EXTRACTED DATA section start
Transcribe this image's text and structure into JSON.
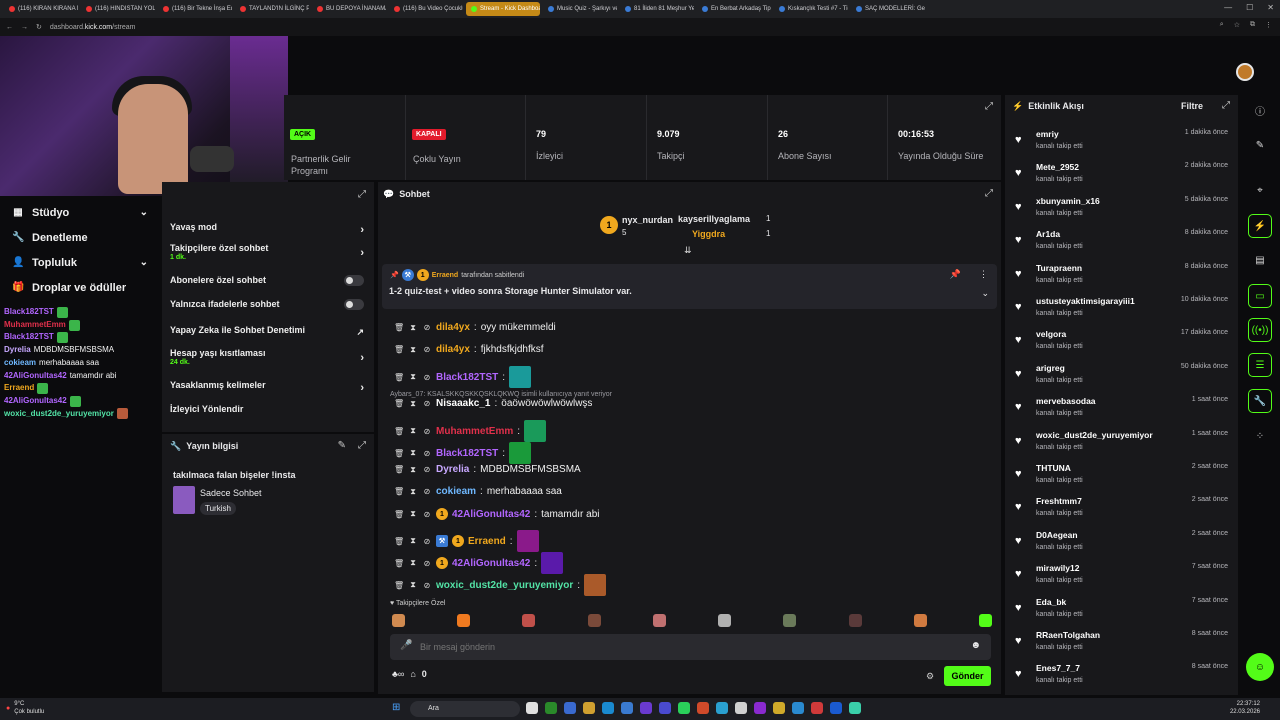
{
  "browser": {
    "tabs": [
      "(116) KIRAN KIRANA MÜC",
      "(116) HINDISTAN YOLCU",
      "(116) Bir Tekne İnşa Eden",
      "TAYLAND'IN İLGİNÇ PAZ",
      "BU DEPOYA İNANAMAYA",
      "(116) Bu Video Çocukluk T",
      "Stream - Kick Dashboard",
      "Music Quiz - Şarkıyı veya",
      "81 İliden 81 Meşhur Yemek",
      "En Berbat Arkadaş Tipi?",
      "Kıskançlık Testi #7 - Tier L",
      "SAÇ MODELLERİ: Geçmiş"
    ],
    "url_prefix": "dashboard.",
    "url_domain": "kick.com",
    "url_path": "/stream"
  },
  "left_menu": {
    "items": [
      {
        "label": "Stüdyo",
        "icon": "grid-icon"
      },
      {
        "label": "Denetleme",
        "icon": "wrench-icon"
      },
      {
        "label": "Topluluk",
        "icon": "users-icon"
      },
      {
        "label": "Droplar ve ödüller",
        "icon": "gift-icon"
      }
    ]
  },
  "overlay_chat": [
    {
      "user": "Black182TST",
      "color": "#b266ff",
      "msg": ""
    },
    {
      "user": "MuhammetEmm",
      "color": "#e0304b",
      "msg": ""
    },
    {
      "user": "Black182TST",
      "color": "#b266ff",
      "msg": ""
    },
    {
      "user": "Dyrelia",
      "color": "#c8a8ff",
      "msg": "MDBDMSBFMSBSMA"
    },
    {
      "user": "cokieam",
      "color": "#6fb8ff",
      "msg": "merhabaaaa saa"
    },
    {
      "user": "42AliGonultas42",
      "color": "#b266ff",
      "msg": "tamamdır abi"
    },
    {
      "user": "Erraend",
      "color": "#f0a81e",
      "msg": ""
    },
    {
      "user": "42AliGonultas42",
      "color": "#b266ff",
      "msg": ""
    },
    {
      "user": "woxic_dust2de_yuruyemiyor",
      "color": "#53e3a6",
      "msg": ""
    }
  ],
  "stats": [
    {
      "badge": "AÇIK",
      "label1": "Partnerlik Gelir",
      "label2": "Programı"
    },
    {
      "badge": "KAPALI",
      "label1": "Çoklu Yayın"
    },
    {
      "value": "79",
      "label1": "İzleyici"
    },
    {
      "value": "9.079",
      "label1": "Takipçi"
    },
    {
      "value": "26",
      "label1": "Abone Sayısı"
    },
    {
      "value": "00:16:53",
      "label1": "Yayında Olduğu Süre"
    }
  ],
  "settings": {
    "rows": [
      {
        "label": "Yavaş mod",
        "type": "arrow"
      },
      {
        "label": "Takipçilere özel sohbet",
        "sub": "1 dk.",
        "type": "arrow"
      },
      {
        "label": "Abonelere özel sohbet",
        "type": "toggle"
      },
      {
        "label": "Yalnızca ifadelerle sohbet",
        "type": "toggle"
      },
      {
        "label": "Yapay Zeka ile Sohbet Denetimi",
        "type": "link"
      },
      {
        "label": "Hesap yaşı kısıtlaması",
        "sub": "24 dk.",
        "type": "arrow"
      },
      {
        "label": "Yasaklanmış kelimeler",
        "type": "arrow"
      },
      {
        "label": "İzleyici Yönlendir",
        "type": "none"
      }
    ]
  },
  "stream_info": {
    "title": "Yayın bilgisi",
    "stream_title": "takılmaca falan bişeler !insta",
    "category": "Sadece Sohbet",
    "language": "Turkish"
  },
  "chat": {
    "title": "Sohbet",
    "top_gifters": [
      {
        "name": "nyx_nurdan",
        "count": "5",
        "rank": "1"
      },
      {
        "name": "kayserillyaglama",
        "count": "1"
      },
      {
        "name": "Yiggdra",
        "count": "1"
      }
    ],
    "pinned": {
      "by_user": "Erraend",
      "by_text": "tarafından sabitlendi",
      "message": "1-2 quiz-test + video sonra Storage Hunter Simulator var."
    },
    "reply_note": "Aybars_07: KSALSKKQSKKQSKLQKWQ isimli kullanıcıya yanıt veriyor",
    "messages": [
      {
        "user": "dila4yx",
        "color": "#f0a81e",
        "msg": "oyy mükemmeldi"
      },
      {
        "user": "dila4yx",
        "color": "#f0a81e",
        "msg": "fjkhdsfkjdhfksf"
      },
      {
        "user": "Black182TST",
        "color": "#b266ff",
        "msg": ""
      },
      {
        "user": "Nisaaakc_1",
        "color": "#ffffff",
        "msg": "öaöwöwöwlwöwlwşs"
      },
      {
        "user": "MuhammetEmm",
        "color": "#e0304b",
        "msg": ""
      },
      {
        "user": "Black182TST",
        "color": "#b266ff",
        "msg": ""
      },
      {
        "user": "Dyrelia",
        "color": "#c8a8ff",
        "msg": "MDBDMSBFMSBSMA"
      },
      {
        "user": "cokieam",
        "color": "#6fb8ff",
        "msg": "merhabaaaa saa"
      },
      {
        "user": "42AliGonultas42",
        "color": "#b266ff",
        "msg": "tamamdır abi"
      },
      {
        "user": "Erraend",
        "color": "#f0a81e",
        "msg": ""
      },
      {
        "user": "42AliGonultas42",
        "color": "#b266ff",
        "msg": ""
      },
      {
        "user": "woxic_dust2de_yuruyemiyor",
        "color": "#53e3a6",
        "msg": ""
      }
    ],
    "followers_only_label": "Takipçilere Özel",
    "input_placeholder": "Bir mesaj gönderin",
    "send_label": "Gönder",
    "points_count": "0"
  },
  "activity": {
    "title": "Etkinlik Akışı",
    "filter_label": "Filtre",
    "items": [
      {
        "name": "emriy",
        "what": "kanalı takip etti",
        "time": "1 dakika önce"
      },
      {
        "name": "Mete_2952",
        "what": "kanalı takip etti",
        "time": "2 dakika önce"
      },
      {
        "name": "xbunyamin_x16",
        "what": "kanalı takip etti",
        "time": "5 dakika önce"
      },
      {
        "name": "Ar1da",
        "what": "kanalı takip etti",
        "time": "8 dakika önce"
      },
      {
        "name": "Turapraenn",
        "what": "kanalı takip etti",
        "time": "8 dakika önce"
      },
      {
        "name": "ustusteyaktimsigarayiii1",
        "what": "kanalı takip etti",
        "time": "10 dakika önce"
      },
      {
        "name": "velgora",
        "what": "kanalı takip etti",
        "time": "17 dakika önce"
      },
      {
        "name": "arigreg",
        "what": "kanalı takip etti",
        "time": "50 dakika önce"
      },
      {
        "name": "mervebasodaa",
        "what": "kanalı takip etti",
        "time": "1 saat önce"
      },
      {
        "name": "woxic_dust2de_yuruyemiyor",
        "what": "kanalı takip etti",
        "time": "1 saat önce"
      },
      {
        "name": "THTUNA",
        "what": "kanalı takip etti",
        "time": "2 saat önce"
      },
      {
        "name": "Freshtmm7",
        "what": "kanalı takip etti",
        "time": "2 saat önce"
      },
      {
        "name": "D0Aegean",
        "what": "kanalı takip etti",
        "time": "2 saat önce"
      },
      {
        "name": "mirawily12",
        "what": "kanalı takip etti",
        "time": "7 saat önce"
      },
      {
        "name": "Eda_bk",
        "what": "kanalı takip etti",
        "time": "7 saat önce"
      },
      {
        "name": "RRaenTolgahan",
        "what": "kanalı takip etti",
        "time": "8 saat önce"
      },
      {
        "name": "Enes7_7_7",
        "what": "kanalı takip etti",
        "time": "8 saat önce"
      }
    ]
  },
  "taskbar": {
    "weather_temp": "9°C",
    "weather_text": "Çok bulutlu",
    "search_label": "Ara",
    "time": "22:37:12",
    "date": "22.03.2026"
  },
  "colors": {
    "accent": "#53fc18",
    "panel": "#18181b",
    "bg": "#0b0b0d"
  }
}
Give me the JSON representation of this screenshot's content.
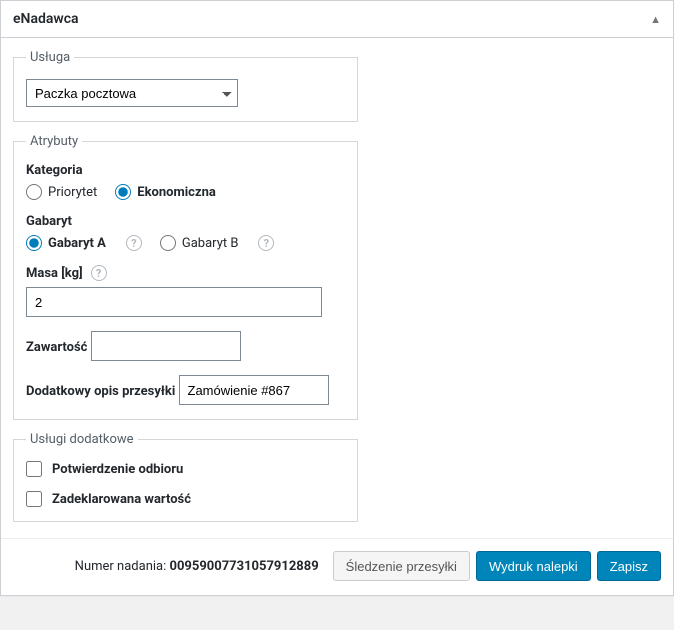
{
  "header": {
    "title": "eNadawca",
    "toggle": "▲"
  },
  "service": {
    "legend": "Usługa",
    "selected": "Paczka pocztowa"
  },
  "attributes": {
    "legend": "Atrybuty",
    "category": {
      "label": "Kategoria",
      "options": [
        {
          "label": "Priorytet",
          "selected": false
        },
        {
          "label": "Ekonomiczna",
          "selected": true
        }
      ]
    },
    "size": {
      "label": "Gabaryt",
      "options": [
        {
          "label": "Gabaryt A",
          "selected": true,
          "help": "?"
        },
        {
          "label": "Gabaryt B",
          "selected": false,
          "help": "?"
        }
      ]
    },
    "weight": {
      "label": "Masa [kg]",
      "help": "?",
      "value": "2"
    },
    "contents": {
      "label": "Zawartość",
      "value": ""
    },
    "extra_desc": {
      "label": "Dodatkowy opis przesyłki",
      "value": "Zamówienie #867"
    }
  },
  "addons": {
    "legend": "Usługi dodatkowe",
    "items": [
      {
        "label": "Potwierdzenie odbioru",
        "checked": false
      },
      {
        "label": "Zadeklarowana wartość",
        "checked": false
      }
    ]
  },
  "footer": {
    "tracking_label": "Numer nadania: ",
    "tracking_number": "00959007731057912889",
    "btn_track": "Śledzenie przesyłki",
    "btn_print": "Wydruk nalepki",
    "btn_save": "Zapisz"
  }
}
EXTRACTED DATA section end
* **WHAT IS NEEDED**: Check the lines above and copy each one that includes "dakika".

* **TASK RESPONSE**:
        "time": "1 dakika önce"
        "time": "2 dakika önce"
        "time": "5 dakika önce"
        "time": "8 dakika önce"
        "time": "8 dakika önce"
        "time": "10 dakika önce"
        "time": "17 dakika önce"
        "time": "50 dakika önce"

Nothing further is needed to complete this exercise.